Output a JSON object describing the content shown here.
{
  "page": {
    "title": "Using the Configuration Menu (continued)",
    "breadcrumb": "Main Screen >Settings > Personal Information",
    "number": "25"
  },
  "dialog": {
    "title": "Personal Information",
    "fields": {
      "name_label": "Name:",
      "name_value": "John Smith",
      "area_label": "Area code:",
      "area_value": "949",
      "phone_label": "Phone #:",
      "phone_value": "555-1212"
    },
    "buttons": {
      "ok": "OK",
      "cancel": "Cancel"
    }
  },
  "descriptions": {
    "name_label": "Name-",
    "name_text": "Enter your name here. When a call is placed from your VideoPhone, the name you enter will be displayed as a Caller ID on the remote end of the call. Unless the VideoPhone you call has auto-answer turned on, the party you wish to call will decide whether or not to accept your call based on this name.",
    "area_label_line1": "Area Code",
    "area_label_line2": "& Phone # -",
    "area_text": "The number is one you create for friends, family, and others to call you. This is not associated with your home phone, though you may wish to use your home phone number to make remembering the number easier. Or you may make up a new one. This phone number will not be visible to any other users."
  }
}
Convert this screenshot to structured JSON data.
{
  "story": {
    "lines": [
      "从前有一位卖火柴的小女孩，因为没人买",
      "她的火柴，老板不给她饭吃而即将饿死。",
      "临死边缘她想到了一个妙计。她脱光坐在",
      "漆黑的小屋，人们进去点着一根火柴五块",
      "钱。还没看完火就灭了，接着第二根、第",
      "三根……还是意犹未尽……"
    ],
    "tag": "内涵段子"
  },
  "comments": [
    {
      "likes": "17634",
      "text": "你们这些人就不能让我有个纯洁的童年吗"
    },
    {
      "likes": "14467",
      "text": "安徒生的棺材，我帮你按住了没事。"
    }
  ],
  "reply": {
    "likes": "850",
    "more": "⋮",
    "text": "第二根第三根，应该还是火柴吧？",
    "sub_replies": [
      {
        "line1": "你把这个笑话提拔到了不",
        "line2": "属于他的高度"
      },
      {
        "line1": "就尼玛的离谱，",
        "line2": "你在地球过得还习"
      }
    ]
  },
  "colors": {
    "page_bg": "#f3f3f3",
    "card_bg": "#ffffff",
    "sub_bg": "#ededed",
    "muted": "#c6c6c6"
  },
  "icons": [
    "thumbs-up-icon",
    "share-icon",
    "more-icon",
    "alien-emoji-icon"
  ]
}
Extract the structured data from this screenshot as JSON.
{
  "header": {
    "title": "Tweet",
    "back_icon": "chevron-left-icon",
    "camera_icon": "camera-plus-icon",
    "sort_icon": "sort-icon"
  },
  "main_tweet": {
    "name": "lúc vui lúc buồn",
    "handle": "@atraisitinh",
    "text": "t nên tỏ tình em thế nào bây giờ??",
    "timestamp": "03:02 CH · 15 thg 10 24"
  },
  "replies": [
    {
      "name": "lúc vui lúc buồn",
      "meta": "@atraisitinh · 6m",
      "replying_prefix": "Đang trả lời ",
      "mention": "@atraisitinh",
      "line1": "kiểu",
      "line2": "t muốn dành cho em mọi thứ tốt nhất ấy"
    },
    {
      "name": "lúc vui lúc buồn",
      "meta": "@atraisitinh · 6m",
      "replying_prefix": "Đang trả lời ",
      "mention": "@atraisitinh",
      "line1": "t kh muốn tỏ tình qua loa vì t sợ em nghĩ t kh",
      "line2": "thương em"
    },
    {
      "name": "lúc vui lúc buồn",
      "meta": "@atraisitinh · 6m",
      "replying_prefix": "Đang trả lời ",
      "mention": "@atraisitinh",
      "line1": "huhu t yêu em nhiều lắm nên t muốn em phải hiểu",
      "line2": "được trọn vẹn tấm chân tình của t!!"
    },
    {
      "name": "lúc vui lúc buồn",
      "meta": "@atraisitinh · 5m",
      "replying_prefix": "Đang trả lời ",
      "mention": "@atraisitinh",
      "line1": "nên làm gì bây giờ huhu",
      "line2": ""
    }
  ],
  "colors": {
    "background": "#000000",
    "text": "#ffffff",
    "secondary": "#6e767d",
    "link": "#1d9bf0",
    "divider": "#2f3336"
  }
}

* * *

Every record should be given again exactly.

Output a JSON object describing the content shown here.
{
  "page": {
    "title": "Using the Configuration Menu (continued)",
    "breadcrumb": "Main Screen >Settings > Personal Information",
    "number": "25"
  },
  "dialog": {
    "title": "Personal Information",
    "fields": {
      "name_label": "Name:",
      "name_value": "John Smith",
      "area_label": "Area code:",
      "area_value": "949",
      "phone_label": "Phone #:",
      "phone_value": "555-1212"
    },
    "buttons": {
      "ok": "OK",
      "cancel": "Cancel"
    }
  },
  "descriptions": {
    "name_label": "Name-",
    "name_text": "Enter your name here. When a call is placed from your VideoPhone, the name you enter will be displayed as a Caller ID on the remote end of the call. Unless the VideoPhone you call has auto-answer turned on, the party you wish to call will decide whether or not to accept your call based on this name.",
    "area_label_line1": "Area Code",
    "area_label_line2": "& Phone # -",
    "area_text": "The number is one you create for friends, family, and others to call you. This is not associated with your home phone, though you may wish to use your home phone number to make remembering the number easier. Or you may make up a new one. This phone number will not be visible to any other users."
  }
}
Convert this screenshot to structured JSON data.
{
  "story": {
    "lines": [
      "从前有一位卖火柴的小女孩，因为没人买",
      "她的火柴，老板不给她饭吃而即将饿死。",
      "临死边缘她想到了一个妙计。她脱光坐在",
      "漆黑的小屋，人们进去点着一根火柴五块",
      "钱。还没看完火就灭了，接着第二根、第",
      "三根……还是意犹未尽……"
    ],
    "tag": "内涵段子"
  },
  "comments": [
    {
      "likes": "17634",
      "text": "你们这些人就不能让我有个纯洁的童年吗"
    },
    {
      "likes": "14467",
      "text": "安徒生的棺材，我帮你按住了没事。"
    }
  ],
  "reply": {
    "likes": "850",
    "more": "⋮",
    "text": "第二根第三根，应该还是火柴吧？",
    "sub_replies": [
      {
        "line1": "你把这个笑话提拔到了不",
        "line2": "属于他的高度"
      },
      {
        "line1": "就尼玛的离谱，",
        "line2": "你在地球过得还习"
      }
    ]
  },
  "colors": {
    "page_bg": "#f3f3f3",
    "card_bg": "#ffffff",
    "sub_bg": "#ededed",
    "muted": "#c6c6c6"
  },
  "icons": [
    "thumbs-up-icon",
    "share-icon",
    "more-icon",
    "alien-emoji-icon"
  ]
}
Extract the structured data from this screenshot as JSON.
{
  "header": {
    "title": "Tweet",
    "back_icon": "chevron-left-icon",
    "camera_icon": "camera-plus-icon",
    "sort_icon": "sort-icon"
  },
  "main_tweet": {
    "name": "lúc vui lúc buồn",
    "handle": "@atraisitinh",
    "text": "t nên tỏ tình em thế nào bây giờ??",
    "timestamp": "03:02 CH · 15 thg 10 24"
  },
  "replies": [
    {
      "name": "lúc vui lúc buồn",
      "meta": "@atraisitinh · 6m",
      "replying_prefix": "Đang trả lời ",
      "mention": "@atraisitinh",
      "line1": "kiểu",
      "line2": "t muốn dành cho em mọi thứ tốt nhất ấy"
    },
    {
      "name": "lúc vui lúc buồn",
      "meta": "@atraisitinh · 6m",
      "replying_prefix": "Đang trả lời ",
      "mention": "@atraisitinh",
      "line1": "t kh muốn tỏ tình qua loa vì t sợ em nghĩ t kh",
      "line2": "thương em"
    },
    {
      "name": "lúc vui lúc buồn",
      "meta": "@atraisitinh · 6m",
      "replying_prefix": "Đang trả lời ",
      "mention": "@atraisitinh",
      "line1": "huhu t yêu em nhiều lắm nên t muốn em phải hiểu",
      "line2": "được trọn vẹn tấm chân tình của t!!"
    },
    {
      "name": "lúc vui lúc buồn",
      "meta": "@atraisitinh · 5m",
      "replying_prefix": "Đang trả lời ",
      "mention": "@atraisitinh",
      "line1": "nên làm gì bây giờ huhu",
      "line2": ""
    }
  ],
  "colors": {
    "background": "#000000",
    "text": "#ffffff",
    "secondary": "#6e767d",
    "link": "#1d9bf0",
    "divider": "#2f3336"
  }
}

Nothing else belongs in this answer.